Someone must have brought such items about the Muslim Brotherhood to the director of national intelligence, for not many hours went by before a spokesmen sought to “clarify” his remarks, noting that the director of national intelligence “is well aware that the Muslim Brotherhood is not a secular organization.”
Well! I’m glad we got that cleared up because I can understand how a layman might, just might, conclude that when the director of national intelligence said that the Muslim Brotherhood was “largely secular” he meant that they were largely secular — a sort of pita-pocket version of the Salvation Army, perhaps.
As I say, one might have thought that the big news yesterday was coming out of Cairo. But no. It was Washington. It involved folks like James Clapper and Leon Panetta, director of the CIA, who said yesterday that “U.S. intelligence indicates that Egyptian President Hosni Mubarak is on his way out.”
I have come to cherish the phrase “U.S. intelligence indicates.”
Leon Panetta told us Mubarak was going. The perky newscasters kept telling us that Mubarak was going. President Obama (head left: utter a cliché; slowly pan right, emit another cliché) thought that too. The one person not on board with this scenario was Hosni Mubarak — and his army. He let James Clapper, Leon Panetta, the whole of the Western media, and Barack Obama make fools of themselves for a few hours. Then he announced that he wasn’t going anywhere until he was good and ready, which was in September when an election was scheduled in Egypt.
There’s been a lot of talk about nascent “democracy” in Egypt. The rabble in the streets, if President Obama is to be believed, is the Voice of Freedom on the march. Maybe. But maybe it is also the voice of the rabble, the voice of a theocratic mass movement that sees in the dazzle of “democracy” a means of sweeping themselves into power. How did the Germans put it in the 1930s? “One man, one vote, once.” Isn’t that also a possible scenario that “U.S. intelligence” should take on board?
In a way, Hosni Mubarak is acting far more democratically then the protesters demanding his ouster. There is an election scheduled in Egypt for September. The democratic solution counsels patience: let the process unfold. Have the election. There is a difference, in short, between what Plato called ochlocracy, i.e., mob rule, and democracy. It’s not at all clear that the cheerleaders for the Egyptian demonstrators have taken that distinction to heart.
There were many benisons Barack Obama was supposed to usher into the metabolism of American politics — we were going to get rid of lobbyists, establish a post-racial, post partisan government that would be “the most transparent in history” etc. etc. And we were going to embark upon smart diplomacy, unlike whatever kind it was that George Bush practiced.
I’d say that Hosni Mubarak made his American “allies” (some allies!) look like fools. That wouldn’t be fair. They made themselves look like fools. That smart diplomacy, it turns out, wasn’t “smart” as in clever. It was “smart” as in how your cheek feels when it’s been slapped hard.

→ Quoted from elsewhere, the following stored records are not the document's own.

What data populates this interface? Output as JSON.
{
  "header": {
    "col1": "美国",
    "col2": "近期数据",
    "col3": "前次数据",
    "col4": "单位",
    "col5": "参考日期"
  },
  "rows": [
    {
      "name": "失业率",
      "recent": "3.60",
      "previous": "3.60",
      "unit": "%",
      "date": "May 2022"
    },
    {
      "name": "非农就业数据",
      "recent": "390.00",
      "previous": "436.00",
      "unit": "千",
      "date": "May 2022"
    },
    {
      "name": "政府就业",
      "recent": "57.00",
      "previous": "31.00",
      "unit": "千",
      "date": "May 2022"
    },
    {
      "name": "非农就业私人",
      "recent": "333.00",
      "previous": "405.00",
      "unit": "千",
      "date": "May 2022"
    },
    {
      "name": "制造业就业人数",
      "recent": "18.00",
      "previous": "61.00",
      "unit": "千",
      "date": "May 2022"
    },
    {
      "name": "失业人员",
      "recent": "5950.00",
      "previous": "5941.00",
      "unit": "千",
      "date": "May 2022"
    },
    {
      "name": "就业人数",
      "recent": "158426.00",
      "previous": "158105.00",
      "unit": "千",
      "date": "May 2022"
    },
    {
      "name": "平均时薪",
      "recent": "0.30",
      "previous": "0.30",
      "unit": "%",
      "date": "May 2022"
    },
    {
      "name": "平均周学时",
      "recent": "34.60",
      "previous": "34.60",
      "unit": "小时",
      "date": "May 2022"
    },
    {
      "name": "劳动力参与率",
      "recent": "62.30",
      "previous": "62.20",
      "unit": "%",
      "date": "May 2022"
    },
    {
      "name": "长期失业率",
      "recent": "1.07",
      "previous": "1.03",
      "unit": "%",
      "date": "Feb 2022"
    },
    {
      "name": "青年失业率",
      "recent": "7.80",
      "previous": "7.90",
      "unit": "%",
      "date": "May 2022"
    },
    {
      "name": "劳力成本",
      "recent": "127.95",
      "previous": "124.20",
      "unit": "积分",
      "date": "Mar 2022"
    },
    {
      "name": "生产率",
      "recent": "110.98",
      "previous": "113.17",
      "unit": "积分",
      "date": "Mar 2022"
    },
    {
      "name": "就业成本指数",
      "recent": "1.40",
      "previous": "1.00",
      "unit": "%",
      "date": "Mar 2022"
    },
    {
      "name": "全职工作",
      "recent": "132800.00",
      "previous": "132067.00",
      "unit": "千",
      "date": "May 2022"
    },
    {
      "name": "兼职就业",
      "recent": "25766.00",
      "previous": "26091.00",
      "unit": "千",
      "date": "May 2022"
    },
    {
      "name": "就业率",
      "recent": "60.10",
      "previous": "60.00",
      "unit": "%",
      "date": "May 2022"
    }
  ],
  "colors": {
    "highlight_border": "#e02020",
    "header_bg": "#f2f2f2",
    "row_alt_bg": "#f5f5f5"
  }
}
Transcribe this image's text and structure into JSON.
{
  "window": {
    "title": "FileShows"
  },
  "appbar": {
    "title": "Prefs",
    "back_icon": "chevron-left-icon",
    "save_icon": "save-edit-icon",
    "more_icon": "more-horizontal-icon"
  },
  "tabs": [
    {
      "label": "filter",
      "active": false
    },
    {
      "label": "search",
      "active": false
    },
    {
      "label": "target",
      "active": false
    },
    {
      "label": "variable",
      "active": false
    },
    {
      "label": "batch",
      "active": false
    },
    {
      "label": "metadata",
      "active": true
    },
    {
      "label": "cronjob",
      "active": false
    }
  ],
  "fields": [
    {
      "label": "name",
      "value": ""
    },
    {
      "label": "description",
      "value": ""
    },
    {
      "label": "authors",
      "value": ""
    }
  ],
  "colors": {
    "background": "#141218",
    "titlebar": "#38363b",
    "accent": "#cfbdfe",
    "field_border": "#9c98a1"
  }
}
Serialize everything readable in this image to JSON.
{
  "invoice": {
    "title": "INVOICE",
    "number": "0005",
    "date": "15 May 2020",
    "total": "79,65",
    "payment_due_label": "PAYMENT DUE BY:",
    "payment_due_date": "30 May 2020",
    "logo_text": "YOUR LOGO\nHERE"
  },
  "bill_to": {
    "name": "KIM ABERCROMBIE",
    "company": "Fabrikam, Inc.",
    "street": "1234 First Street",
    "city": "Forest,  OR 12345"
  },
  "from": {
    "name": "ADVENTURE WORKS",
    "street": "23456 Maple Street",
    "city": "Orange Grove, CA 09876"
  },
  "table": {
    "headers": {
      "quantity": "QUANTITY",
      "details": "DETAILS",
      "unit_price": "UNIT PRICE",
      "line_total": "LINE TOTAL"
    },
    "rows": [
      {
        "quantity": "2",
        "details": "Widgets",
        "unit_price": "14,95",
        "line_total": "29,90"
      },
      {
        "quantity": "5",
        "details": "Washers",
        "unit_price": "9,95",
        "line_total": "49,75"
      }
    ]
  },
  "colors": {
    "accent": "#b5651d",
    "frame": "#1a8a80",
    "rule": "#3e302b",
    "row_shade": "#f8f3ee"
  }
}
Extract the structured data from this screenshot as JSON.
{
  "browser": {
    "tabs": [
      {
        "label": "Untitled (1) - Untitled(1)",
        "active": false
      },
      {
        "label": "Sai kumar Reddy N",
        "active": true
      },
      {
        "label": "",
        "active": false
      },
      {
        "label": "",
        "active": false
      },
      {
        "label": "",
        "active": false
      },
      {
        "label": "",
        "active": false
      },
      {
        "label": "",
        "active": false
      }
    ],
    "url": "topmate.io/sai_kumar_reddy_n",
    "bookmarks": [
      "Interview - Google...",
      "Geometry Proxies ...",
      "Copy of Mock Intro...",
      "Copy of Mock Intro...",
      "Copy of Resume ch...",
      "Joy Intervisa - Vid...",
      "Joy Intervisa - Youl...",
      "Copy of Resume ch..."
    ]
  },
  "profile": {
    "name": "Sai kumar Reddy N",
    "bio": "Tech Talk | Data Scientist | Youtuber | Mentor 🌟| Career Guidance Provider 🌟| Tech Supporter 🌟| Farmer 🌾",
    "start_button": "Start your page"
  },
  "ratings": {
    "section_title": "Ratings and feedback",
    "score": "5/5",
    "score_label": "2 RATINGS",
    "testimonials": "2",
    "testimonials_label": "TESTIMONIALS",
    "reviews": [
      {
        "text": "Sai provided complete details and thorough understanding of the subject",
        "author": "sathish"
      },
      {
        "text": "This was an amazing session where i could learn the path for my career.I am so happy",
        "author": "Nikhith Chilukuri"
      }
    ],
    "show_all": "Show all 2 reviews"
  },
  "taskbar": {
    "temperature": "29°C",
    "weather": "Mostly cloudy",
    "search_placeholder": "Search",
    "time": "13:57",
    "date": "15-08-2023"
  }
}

The bigger issue here concerns the place of the United States on the world stage. We just sent a message to our friends and allies about how they should value our professions of friendship and our commitments to help them. President Obama has mastered a certain rhetorical schtick: it revolves around the communication of a certain emotion of righteousness. You look out at a crowd, eyes raised, and turn your head slowly to the the left, then to the right, then to the left again. It requires a certain arrogance, which Obama certainly commands. To work, however, it also requires competence, an understanding of the way the world actually works, which he has once against demonstrated he lacks utterly.